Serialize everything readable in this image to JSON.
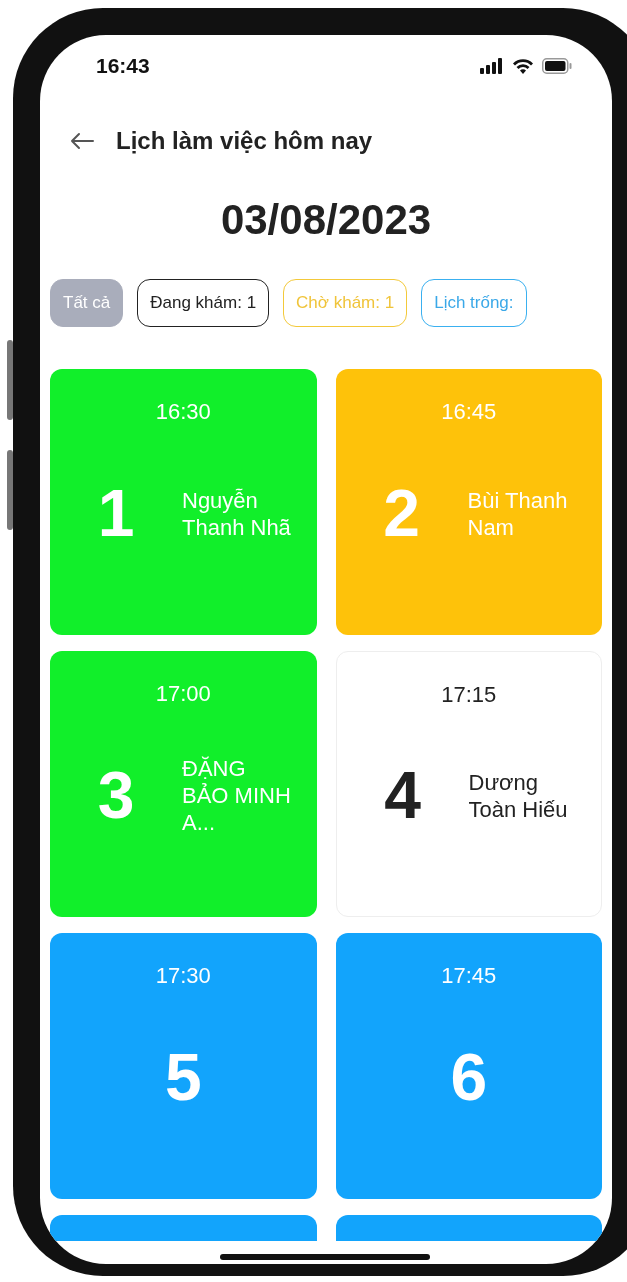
{
  "status_bar": {
    "time": "16:43"
  },
  "header": {
    "title": "Lịch làm việc hôm nay"
  },
  "date": "03/08/2023",
  "filters": [
    {
      "label": "Tất cả",
      "kind": "all",
      "selected": true
    },
    {
      "label": "Đang khám: 1",
      "kind": "in_progress",
      "selected": false
    },
    {
      "label": "Chờ khám: 1",
      "kind": "waiting",
      "selected": false
    },
    {
      "label": "Lịch trống:",
      "kind": "free",
      "selected": false
    }
  ],
  "slots": [
    {
      "time": "16:30",
      "number": "1",
      "name": "Nguyễn Thanh Nhã",
      "kind": "in_progress"
    },
    {
      "time": "16:45",
      "number": "2",
      "name": "Bùi Thanh Nam",
      "kind": "waiting"
    },
    {
      "time": "17:00",
      "number": "3",
      "name": "ĐẶNG BẢO MINH A...",
      "kind": "in_progress"
    },
    {
      "time": "17:15",
      "number": "4",
      "name": "Dương Toàn Hiếu",
      "kind": "booked"
    },
    {
      "time": "17:30",
      "number": "5",
      "kind": "free"
    },
    {
      "time": "17:45",
      "number": "6",
      "kind": "free"
    },
    {
      "kind": "free"
    },
    {
      "kind": "free"
    }
  ]
}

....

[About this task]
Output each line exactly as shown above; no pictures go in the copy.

[Your solution]
Serialize everything readable in this image to JSON.
{
  "status_bar": {
    "time": "16:43"
  },
  "header": {
    "title": "Lịch làm việc hôm nay"
  },
  "date": "03/08/2023",
  "filters": [
    {
      "label": "Tất cả",
      "kind": "all",
      "selected": true
    },
    {
      "label": "Đang khám: 1",
      "kind": "in_progress",
      "selected": false
    },
    {
      "label": "Chờ khám: 1",
      "kind": "waiting",
      "selected": false
    },
    {
      "label": "Lịch trống:",
      "kind": "free",
      "selected": false
    }
  ],
  "slots": [
    {
      "time": "16:30",
      "number": "1",
      "name": "Nguyễn Thanh Nhã",
      "kind": "in_progress"
    },
    {
      "time": "16:45",
      "number": "2",
      "name": "Bùi Thanh Nam",
      "kind": "waiting"
    },
    {
      "time": "17:00",
      "number": "3",
      "name": "ĐẶNG BẢO MINH A...",
      "kind": "in_progress"
    },
    {
      "time": "17:15",
      "number": "4",
      "name": "Dương Toàn Hiếu",
      "kind": "booked"
    },
    {
      "time": "17:30",
      "number": "5",
      "kind": "free"
    },
    {
      "time": "17:45",
      "number": "6",
      "kind": "free"
    },
    {
      "kind": "free"
    },
    {
      "kind": "free"
    }
  ]
}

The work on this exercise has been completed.